The day after my freshman winter ended, on March 14, I received news that one of my friends who I had been living with in Boston had taken his own life. Two months later, another ’24 took their life, making it the third death in our grade in the span of nine months. I never thought that the last time I would see my friend Connor would be outside a Mexican restaurant in Malden, Mass. in March, a few nights before his death. I can’t even remember if we said goodbye. The gut-wrenching part of experiencing death so young is the guilt that it leaves you with for the rest of your life. The regret of celebrating new milestones without them — graduation this June being one of them.

My freshman spring, I was told that being angry at the College’s mental health and COVID-19 policies would not bring my friends back. I didn’t know where to put my rage or how to process it — it felt wrong to taint their memory with my own outrage and pain. For weeks, I went about my day like a ghost, half present, half awake. Part of me was stuck in the past, refusing to let go of a time when life felt normal. My body and mind existed in a state of denial and numbness, and when campus began to open up in my sophomore fall, I found avenues of distraction that helped me avoid confronting my grief. I know now that there is no “getting over” death. 

I feel a similar type of rage and guilt this spring, though this time against a political backdrop of distrust and fear. I am relieved to finally receive my diploma but also inspired by the strength of college students graduating across the country. From riot police being unleashed on peaceful protestors to the ongoing brutal suffering of Palestinians in my news feed, I feel as though I am always being told that there is nothing I can do. In those moments, I am taken back to my freshman spring where I stood hand in hand with friends as we mourned publicly on the Green. I felt helpless. I remember thinking, “Why didn’t people care that my friend had died? Why had it taken another death for a vigil to be held and lives to be honored?”

These feelings are cyclical and interconnected with my emotions over the last two weeks. What is the cost of remaining apolitical and silent on issues of morality? I have been reassured by the solidarity and compassion shown by so many on campus recently. But, over my last three years here, I’ve also learned that you have to get up every day, despite the grief, and live your life as though you are okay. There are times where I’ve choked back tears in class when we discuss or watch upsetting content. Times when I walk by someone who has made comments that offended me, but I’ve never confronted them about it. Times when I feel excluded by people who once felt like safe spaces. Despite these challenges, I am grateful for learning about perseverance in my time here.
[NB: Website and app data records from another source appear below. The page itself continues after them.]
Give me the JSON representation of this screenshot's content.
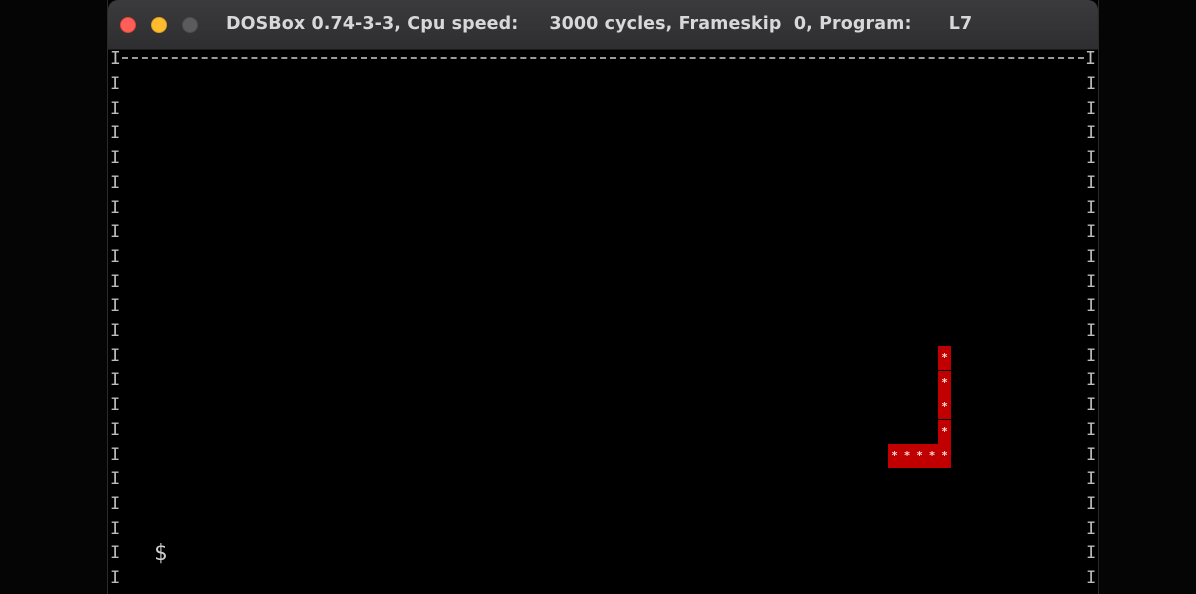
{
  "window": {
    "title": "DOSBox 0.74-3-3, Cpu speed:     3000 cycles, Frameskip  0, Program:      L7"
  },
  "traffic_lights": {
    "close": "#ff5f57",
    "minimize": "#febc2e",
    "zoom": "#5b5b5d"
  },
  "screen": {
    "border_corner": "I",
    "wall_char": "I",
    "prompt_char": "$",
    "snake_char": "*",
    "snake_color": "#c00000"
  },
  "snake": {
    "segments": [
      {
        "col": 0,
        "row": 0
      },
      {
        "col": 0,
        "row": 1
      },
      {
        "col": 0,
        "row": 2
      },
      {
        "col": 0,
        "row": 3
      },
      {
        "col": 0,
        "row": 4
      },
      {
        "col": -1,
        "row": 4
      },
      {
        "col": -2,
        "row": 4
      },
      {
        "col": -3,
        "row": 4
      },
      {
        "col": -4,
        "row": 4
      }
    ]
  }
}
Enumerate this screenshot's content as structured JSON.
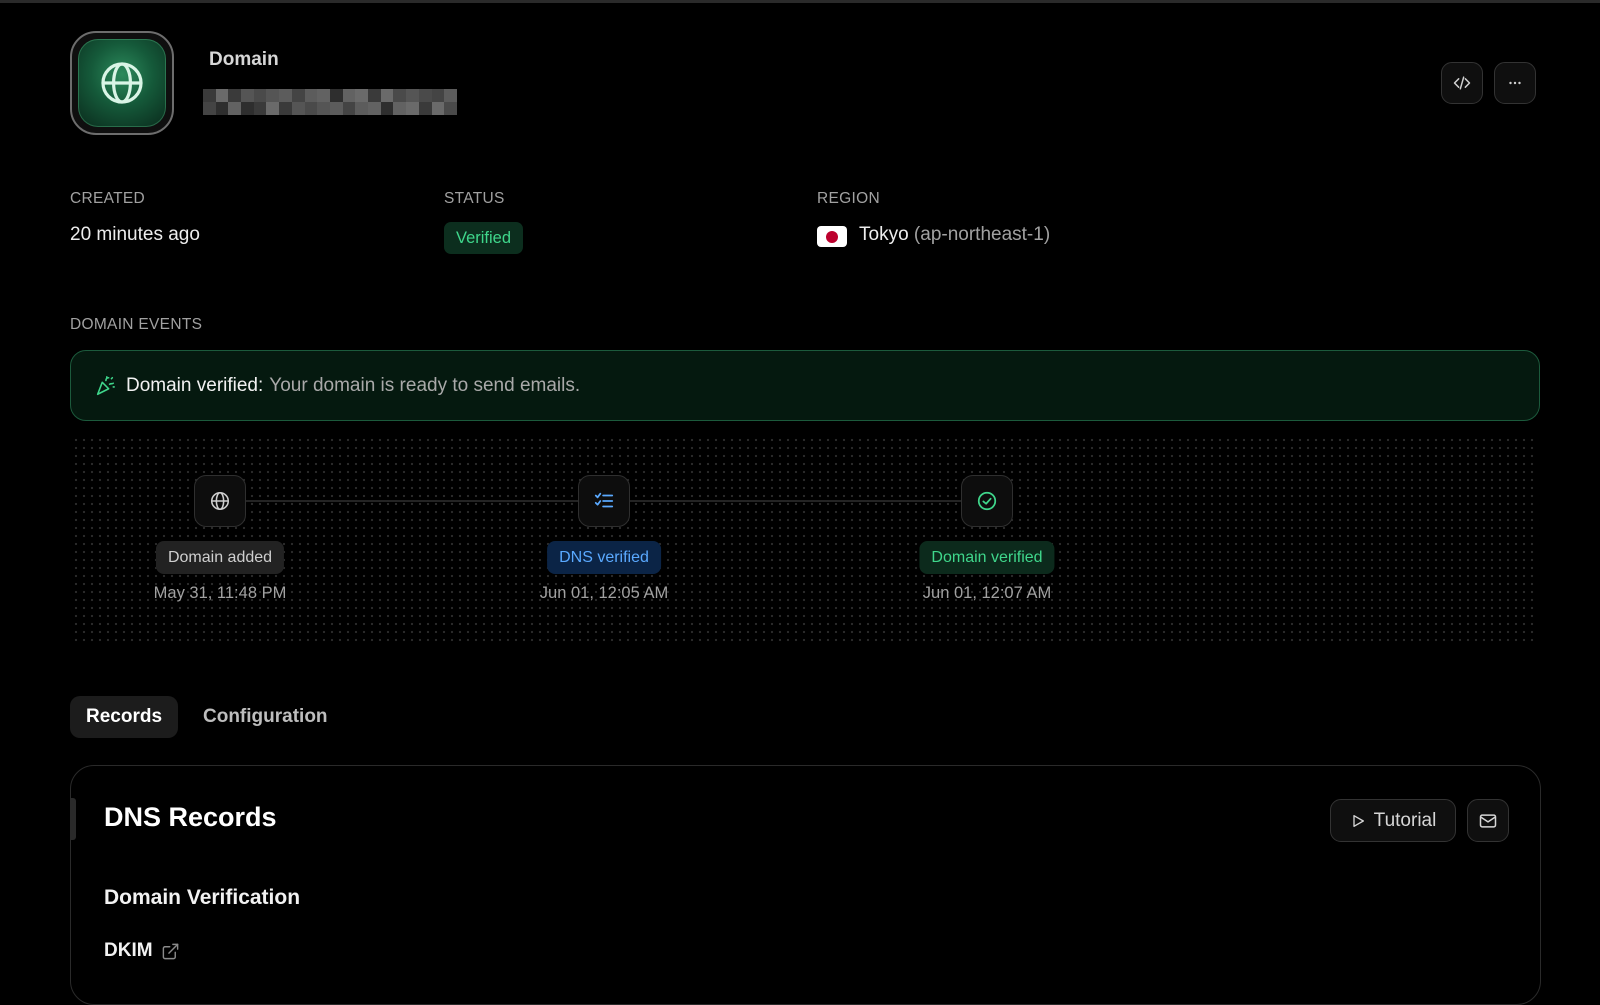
{
  "header": {
    "kind": "Domain",
    "actions": [
      {
        "name": "code-view",
        "icon": "code-icon"
      },
      {
        "name": "more",
        "icon": "more-horizontal-icon"
      }
    ]
  },
  "meta": {
    "created": {
      "label": "CREATED",
      "value": "20 minutes ago"
    },
    "status": {
      "label": "STATUS",
      "value": "Verified"
    },
    "region": {
      "label": "REGION",
      "city": "Tokyo",
      "code": "(ap-northeast-1)",
      "flag": "japan-flag-icon"
    }
  },
  "events": {
    "label": "DOMAIN EVENTS",
    "banner": {
      "title": "Domain verified:",
      "message": "Your domain is ready to send emails.",
      "icon": "party-popper-icon"
    },
    "steps": [
      {
        "label": "Domain added",
        "time": "May 31, 11:48 PM",
        "icon": "globe-icon",
        "tone": "gray"
      },
      {
        "label": "DNS verified",
        "time": "Jun 01, 12:05 AM",
        "icon": "checklist-icon",
        "tone": "blue"
      },
      {
        "label": "Domain verified",
        "time": "Jun 01, 12:07 AM",
        "icon": "check-circle-icon",
        "tone": "green"
      }
    ]
  },
  "tabs": [
    {
      "label": "Records",
      "active": true
    },
    {
      "label": "Configuration",
      "active": false
    }
  ],
  "records": {
    "title": "DNS Records",
    "tutorial_label": "Tutorial",
    "section_title": "Domain Verification",
    "dkim_label": "DKIM"
  },
  "colors": {
    "accent_green": "#3fd68b",
    "accent_blue": "#5aa9ff",
    "background": "#000000"
  }
}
One day, the nostalgia will set in and through rose-tinted glasses, I’ll forget about the bad parts. The seasons have come and gone four times over, and I have evolved, changed in slight and subtle ways. My hair is back to its natural color now, and I have a tattoo, more ear piercings and extra freckles on my face. I walk more confidently and without the sense that I am trying to run away from myself. I can make eye contact and not feel embarrassed. There are fewer parts of myself that I try to hide, and I know how to think for myself.

I have rarely been able to say goodbye on my own terms. Strangely, leaving without doing so feels like promising myself that I will return, a promise to sustain friendships and put in effort with those that have shown me love and vice versa. I don’t want to be the one who is always leaving first, without a word. There isn’t a right way to leave a place or a group of people, but there is leaving knowing that I gave my all to certain people and that I tried my best. My answer to this is a quote by the poet, Fortesa Latifi: “All my grief says the same thing. This isn’t how it’s supposed to be. And the world laughs and holds my hope by the throat saying, but this is how it is.” And that’s how I’m saying goodbye.